Task prompt> Every line of the data below is to be given again as it appears, with the images removed.

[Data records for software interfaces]
--------

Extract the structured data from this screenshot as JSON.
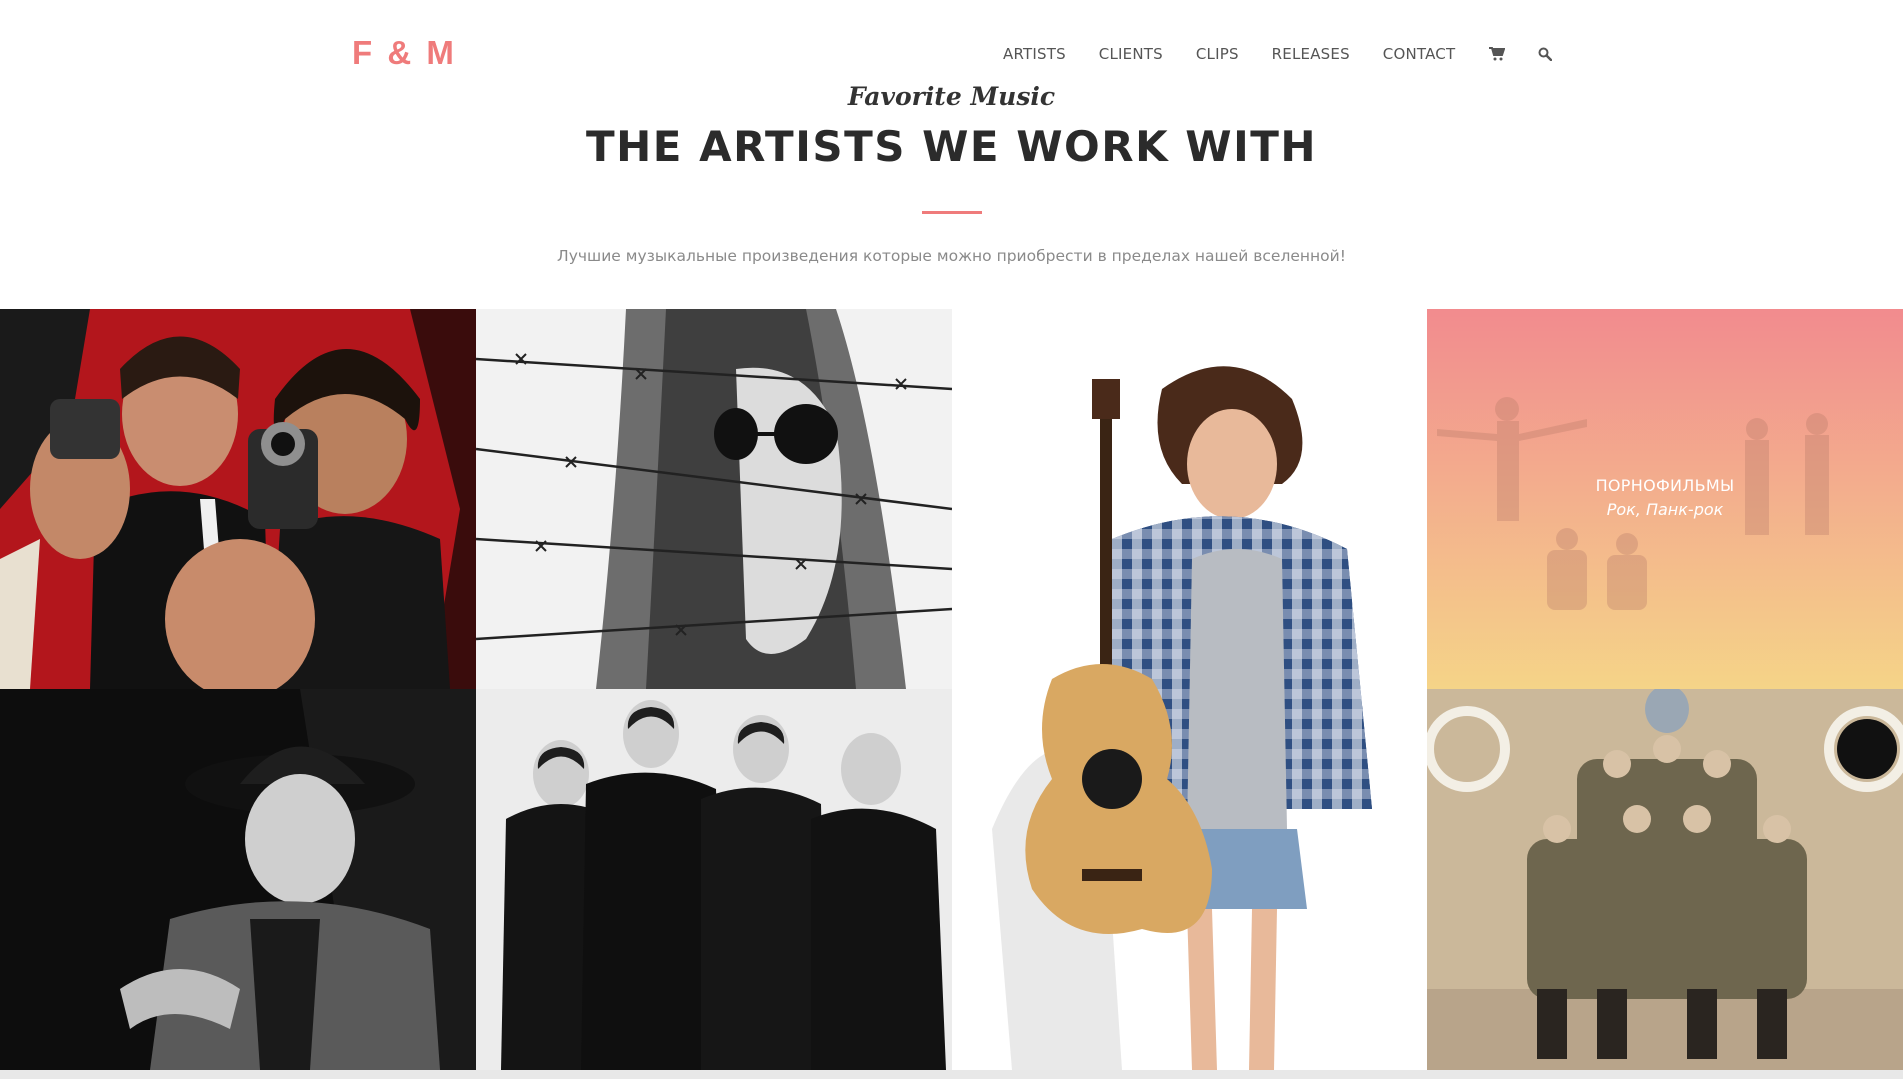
{
  "brand": {
    "logo": "F & M",
    "accent_color": "#ef7b7b"
  },
  "nav": {
    "items": [
      {
        "label": "ARTISTS"
      },
      {
        "label": "CLIENTS"
      },
      {
        "label": "CLIPS"
      },
      {
        "label": "RELEASES"
      },
      {
        "label": "CONTACT"
      }
    ],
    "icons": [
      "cart-icon",
      "search-icon"
    ]
  },
  "hero": {
    "script_title": "Favorite Music",
    "title": "THE ARTISTS WE WORK WITH",
    "subtitle": "Лучшие музыкальные произведения которые можно приобрести в пределах нашей вселенной!"
  },
  "gallery": {
    "tiles": [
      {
        "image": "pulp-fiction-style-duo-photo"
      },
      {
        "image": "barbed-wire-portrait-photo"
      },
      {
        "image": "guitarist-portrait-photo"
      },
      {
        "image": "band-overlay-photo",
        "name": "ПОРНОФИЛЬМЫ",
        "genre": "Рок, Панк-рок"
      },
      {
        "image": "hat-singer-photo"
      },
      {
        "image": "four-man-band-photo"
      },
      {
        "image": "space-band-photo"
      }
    ]
  }
}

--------

Task result>
Extract the structured data from this screenshot as JSON.
{
  "brand": {
    "logo": "F & M",
    "accent_color": "#ef7b7b"
  },
  "nav": {
    "items": [
      {
        "label": "ARTISTS"
      },
      {
        "label": "CLIENTS"
      },
      {
        "label": "CLIPS"
      },
      {
        "label": "RELEASES"
      },
      {
        "label": "CONTACT"
      }
    ],
    "icons": [
      "cart-icon",
      "search-icon"
    ]
  },
  "hero": {
    "script_title": "Favorite Music",
    "title": "THE ARTISTS WE WORK WITH",
    "subtitle": "Лучшие музыкальные произведения которые можно приобрести в пределах нашей вселенной!"
  },
  "gallery": {
    "tiles": [
      {
        "image": "pulp-fiction-style-duo-photo"
      },
      {
        "image": "barbed-wire-portrait-photo"
      },
      {
        "image": "guitarist-portrait-photo"
      },
      {
        "image": "band-overlay-photo",
        "name": "ПОРНОФИЛЬМЫ",
        "genre": "Рок, Панк-рок"
      },
      {
        "image": "hat-singer-photo"
      },
      {
        "image": "four-man-band-photo"
      },
      {
        "image": "space-band-photo"
      }
    ]
  }
}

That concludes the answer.